GWEN: Totally.

Tuesday, February 16, 2010

Kindest Regards, Shan

Dear Norwegian Men's Olympic Hockey Team:

Welcome! Thank you for your interest in our country's second national sport! We are so glad you could make it to Vancouver to enjoy our nation's hospitality for this the 2010 Olympic Winter Games.

Please make yourself comfortable. We understand your best goalie is a very nice carpenter, and we'd like you to bring him along so he can bang some nails, figuratively speaking, into our offensive line's shots. We'd like to stress that he can expect some very rewarding glove saves, as we plan to only shoot gentle forehands right into it. All he has to do is hold it moderately open: our players have amazing aim, so they will be able to drop the pucks right in.

Thank you again for attending the games, and giving some of our citizens a well-deserved smackdown. You are making us a better, more humbler nation.

Yours deferentially,

* * *

The Canadian Men's Olympic Hockey Team
RE: Strategy for the Game vs. Norway


Monday, February 15, 2010

Small and Sucky

I've been procrastinating posting, but I saw a post by Juno today wherein she says she's trying to post even if it's 'small and sucky', and realised something was better than nothing.

I finished so many things in 2009, you'd be astonished. I've decided I want to make 2010 about finishing - aiming for NO unfinished objects by the end of the year. Finished, or frogged - that's my new motto.

I'm waiting for a sunny day to take a picture of Dad's vest. It's AMAZING but, I fear, one of those things that looks better in real life.

Dad's doing great, except for the weakness and of those annoying 'time' things.

I have a cold and am very crabby about this.

How much did I love the Opening Ceremonies? A LOT much. Tears of patriotic joy.

You know what I've noticed? The Canadian team is amazing. I'm not talking about their race performances, or their medal chances or fitness or whatnot - I'm talking about their grace. Whether they medal or not, they are so......non-egocentric. Here's the interview with Alexandre Bilodeau after his gold-medal mogul run. It's all about the family, and the staff, and the volunteers, and Canadians being "super supported" (which I love), and not all about "I was so ON today" or "I knew it was mine" or any of that elite-athlete arrogance you often see. (Although, aside - has anyone else noticed you get a lot more of that in the Summer Games?)

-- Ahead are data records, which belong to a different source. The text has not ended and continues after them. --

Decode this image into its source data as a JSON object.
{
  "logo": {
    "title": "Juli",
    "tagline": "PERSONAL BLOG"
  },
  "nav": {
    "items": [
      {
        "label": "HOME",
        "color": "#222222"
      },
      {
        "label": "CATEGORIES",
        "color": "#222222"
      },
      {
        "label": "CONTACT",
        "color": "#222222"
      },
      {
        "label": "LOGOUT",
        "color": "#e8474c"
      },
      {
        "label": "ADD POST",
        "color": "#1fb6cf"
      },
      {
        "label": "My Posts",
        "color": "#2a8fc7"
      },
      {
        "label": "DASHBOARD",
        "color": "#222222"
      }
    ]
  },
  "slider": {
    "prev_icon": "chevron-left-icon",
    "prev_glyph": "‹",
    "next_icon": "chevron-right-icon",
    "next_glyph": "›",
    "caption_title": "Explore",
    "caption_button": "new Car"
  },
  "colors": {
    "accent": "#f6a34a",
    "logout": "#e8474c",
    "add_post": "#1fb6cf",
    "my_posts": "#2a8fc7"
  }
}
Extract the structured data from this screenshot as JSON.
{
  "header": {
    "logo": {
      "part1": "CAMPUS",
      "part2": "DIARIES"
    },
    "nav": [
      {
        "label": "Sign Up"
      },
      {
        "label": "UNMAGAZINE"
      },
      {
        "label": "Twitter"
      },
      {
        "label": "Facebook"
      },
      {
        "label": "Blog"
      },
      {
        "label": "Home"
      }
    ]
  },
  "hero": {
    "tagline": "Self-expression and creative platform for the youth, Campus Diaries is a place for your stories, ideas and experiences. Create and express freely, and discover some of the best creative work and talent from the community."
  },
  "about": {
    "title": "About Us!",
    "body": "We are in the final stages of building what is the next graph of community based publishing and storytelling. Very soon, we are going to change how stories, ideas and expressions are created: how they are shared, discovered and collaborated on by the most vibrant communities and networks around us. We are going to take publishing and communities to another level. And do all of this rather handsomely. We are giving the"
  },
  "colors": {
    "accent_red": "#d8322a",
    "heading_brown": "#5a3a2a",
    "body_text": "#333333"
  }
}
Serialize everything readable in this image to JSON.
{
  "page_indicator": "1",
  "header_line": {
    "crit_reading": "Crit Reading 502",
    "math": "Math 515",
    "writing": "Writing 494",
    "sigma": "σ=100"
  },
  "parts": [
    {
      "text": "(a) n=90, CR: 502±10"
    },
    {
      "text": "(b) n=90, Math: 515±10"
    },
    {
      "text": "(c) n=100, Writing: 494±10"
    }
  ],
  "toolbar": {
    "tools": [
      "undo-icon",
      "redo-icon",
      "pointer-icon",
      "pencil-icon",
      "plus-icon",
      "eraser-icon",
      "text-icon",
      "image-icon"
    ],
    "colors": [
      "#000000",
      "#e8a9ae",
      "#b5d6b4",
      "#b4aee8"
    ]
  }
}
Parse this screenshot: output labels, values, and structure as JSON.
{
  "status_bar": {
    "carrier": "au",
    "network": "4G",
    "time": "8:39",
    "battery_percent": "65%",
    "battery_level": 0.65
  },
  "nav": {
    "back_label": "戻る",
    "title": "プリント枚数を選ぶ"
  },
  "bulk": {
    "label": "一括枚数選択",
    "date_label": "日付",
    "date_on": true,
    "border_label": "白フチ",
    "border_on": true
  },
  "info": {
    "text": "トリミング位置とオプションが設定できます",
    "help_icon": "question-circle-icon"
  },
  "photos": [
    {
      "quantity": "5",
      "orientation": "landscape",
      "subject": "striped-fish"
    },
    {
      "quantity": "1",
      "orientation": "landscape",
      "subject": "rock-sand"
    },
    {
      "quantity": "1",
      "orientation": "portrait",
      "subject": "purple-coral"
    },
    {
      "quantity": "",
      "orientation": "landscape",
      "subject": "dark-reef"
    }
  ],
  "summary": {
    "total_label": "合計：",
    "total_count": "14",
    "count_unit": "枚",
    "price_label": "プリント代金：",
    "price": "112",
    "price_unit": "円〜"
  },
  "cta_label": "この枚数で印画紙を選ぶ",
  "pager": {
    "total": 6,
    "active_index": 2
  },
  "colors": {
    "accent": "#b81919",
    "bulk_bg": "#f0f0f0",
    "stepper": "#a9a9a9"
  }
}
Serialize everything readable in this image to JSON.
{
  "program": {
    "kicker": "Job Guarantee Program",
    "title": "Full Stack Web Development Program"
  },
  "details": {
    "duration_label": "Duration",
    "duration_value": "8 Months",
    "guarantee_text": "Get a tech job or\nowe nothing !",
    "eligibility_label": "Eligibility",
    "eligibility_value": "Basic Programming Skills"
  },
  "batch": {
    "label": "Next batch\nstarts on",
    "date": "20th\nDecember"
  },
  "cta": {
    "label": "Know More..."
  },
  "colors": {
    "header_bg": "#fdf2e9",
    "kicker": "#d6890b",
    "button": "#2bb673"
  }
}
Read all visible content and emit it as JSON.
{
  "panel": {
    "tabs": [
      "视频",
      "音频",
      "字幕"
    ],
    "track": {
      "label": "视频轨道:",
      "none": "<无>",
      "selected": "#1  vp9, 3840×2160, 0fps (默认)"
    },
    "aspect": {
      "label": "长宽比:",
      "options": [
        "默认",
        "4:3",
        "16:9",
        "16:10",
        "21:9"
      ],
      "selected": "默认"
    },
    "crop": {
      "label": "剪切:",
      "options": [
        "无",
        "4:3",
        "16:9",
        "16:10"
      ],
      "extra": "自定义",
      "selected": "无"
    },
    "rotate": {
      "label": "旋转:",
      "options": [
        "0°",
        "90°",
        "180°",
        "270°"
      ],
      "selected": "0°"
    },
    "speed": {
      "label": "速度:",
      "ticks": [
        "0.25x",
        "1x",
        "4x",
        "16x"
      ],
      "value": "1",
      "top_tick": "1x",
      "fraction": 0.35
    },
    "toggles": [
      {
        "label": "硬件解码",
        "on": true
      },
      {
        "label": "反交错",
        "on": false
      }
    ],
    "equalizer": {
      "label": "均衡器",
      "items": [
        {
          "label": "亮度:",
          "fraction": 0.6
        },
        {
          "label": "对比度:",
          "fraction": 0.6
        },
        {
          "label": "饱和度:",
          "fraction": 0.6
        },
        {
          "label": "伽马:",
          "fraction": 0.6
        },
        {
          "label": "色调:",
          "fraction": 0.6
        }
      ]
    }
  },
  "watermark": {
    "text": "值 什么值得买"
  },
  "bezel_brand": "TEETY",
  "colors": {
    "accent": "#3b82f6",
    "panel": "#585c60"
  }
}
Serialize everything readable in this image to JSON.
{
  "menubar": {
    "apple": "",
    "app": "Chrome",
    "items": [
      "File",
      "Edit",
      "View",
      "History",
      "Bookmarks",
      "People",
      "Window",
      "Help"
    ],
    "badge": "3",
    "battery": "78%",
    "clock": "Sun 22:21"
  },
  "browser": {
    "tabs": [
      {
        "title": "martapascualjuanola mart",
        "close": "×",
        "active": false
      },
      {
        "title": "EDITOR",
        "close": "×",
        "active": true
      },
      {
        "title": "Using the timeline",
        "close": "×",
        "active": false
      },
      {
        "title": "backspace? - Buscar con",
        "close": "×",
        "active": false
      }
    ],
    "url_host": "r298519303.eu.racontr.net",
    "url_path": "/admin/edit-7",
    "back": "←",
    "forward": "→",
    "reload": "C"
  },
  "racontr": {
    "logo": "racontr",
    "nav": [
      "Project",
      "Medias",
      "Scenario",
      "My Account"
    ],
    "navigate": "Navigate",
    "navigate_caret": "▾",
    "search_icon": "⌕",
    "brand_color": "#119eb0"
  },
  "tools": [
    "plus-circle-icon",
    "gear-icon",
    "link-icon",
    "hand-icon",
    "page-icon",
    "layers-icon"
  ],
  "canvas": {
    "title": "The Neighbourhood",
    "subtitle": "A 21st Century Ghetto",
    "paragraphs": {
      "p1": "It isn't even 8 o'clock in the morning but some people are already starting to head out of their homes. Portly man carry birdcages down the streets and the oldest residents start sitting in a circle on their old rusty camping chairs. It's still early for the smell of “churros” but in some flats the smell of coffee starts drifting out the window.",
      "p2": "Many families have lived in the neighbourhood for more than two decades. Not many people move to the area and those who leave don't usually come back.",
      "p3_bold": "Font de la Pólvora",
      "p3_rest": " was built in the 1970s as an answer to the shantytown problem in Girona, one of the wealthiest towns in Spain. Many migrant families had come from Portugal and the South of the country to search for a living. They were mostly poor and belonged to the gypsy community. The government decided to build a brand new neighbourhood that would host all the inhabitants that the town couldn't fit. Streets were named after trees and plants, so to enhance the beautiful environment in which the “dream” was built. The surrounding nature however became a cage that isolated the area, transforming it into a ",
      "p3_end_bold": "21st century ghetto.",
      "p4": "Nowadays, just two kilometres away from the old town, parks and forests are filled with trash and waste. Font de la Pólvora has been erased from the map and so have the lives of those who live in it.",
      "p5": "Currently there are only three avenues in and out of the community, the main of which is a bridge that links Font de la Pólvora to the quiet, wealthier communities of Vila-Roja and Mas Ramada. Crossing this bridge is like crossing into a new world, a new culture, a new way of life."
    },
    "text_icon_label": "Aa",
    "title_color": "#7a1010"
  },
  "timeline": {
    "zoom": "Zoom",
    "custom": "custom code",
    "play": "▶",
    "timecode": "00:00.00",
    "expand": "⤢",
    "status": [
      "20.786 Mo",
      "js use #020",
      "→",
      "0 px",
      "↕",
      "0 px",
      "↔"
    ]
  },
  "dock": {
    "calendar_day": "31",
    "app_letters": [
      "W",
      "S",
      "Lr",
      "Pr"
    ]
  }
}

SO GLAD Mr HalfSoled finally bought a better TV last year. I'm loving the Olympics on forty-inch high-definition LCD.

Tuesday, February 02, 2010

When is a good day a bad day?

Yesterday was my Dad's surgery, and thanks to all the prayers, good wishes, positive vibes, and possibly chickens sacrificed on his behalf, it looks like "they got it all".

"They" meaning the surgeons et al, "got" meaning removed, "it all" being every last scrap of cancer.


And that, my friends, is a cute little summary of a hellish 16-hour day during which, at every trip to the hospital bathroom (because, lots of coffee), I noticed my hair was greyer.

But the surgeon says "no trace of cancer anywhere else", so even if all my hair were to turn snow white before dropping off my head and leaving me bald as an egg: Great! it's a bright, bright sunshiny day.

I cast on a vest for Dad (at his request) last week, and (power knitting) finished it before the surgery. It just needs the ribbing at neck and arms...I forgot "Folk Vests" at home so couldn't do the ribbing at the hospital as I had planned.

Next post - knitting news and pictures. I have finished so many projects in the last few months, you'd be surprised.


PS: My sister is here to be with my parents and me this week, and she wrote a beautiful post for Dad yesterday before the surgery. If you would like to read a bit more about my lovely Dad, and even seen a photo of him in his preferred habitat, click over to Blethering Spot and bring Kleenex.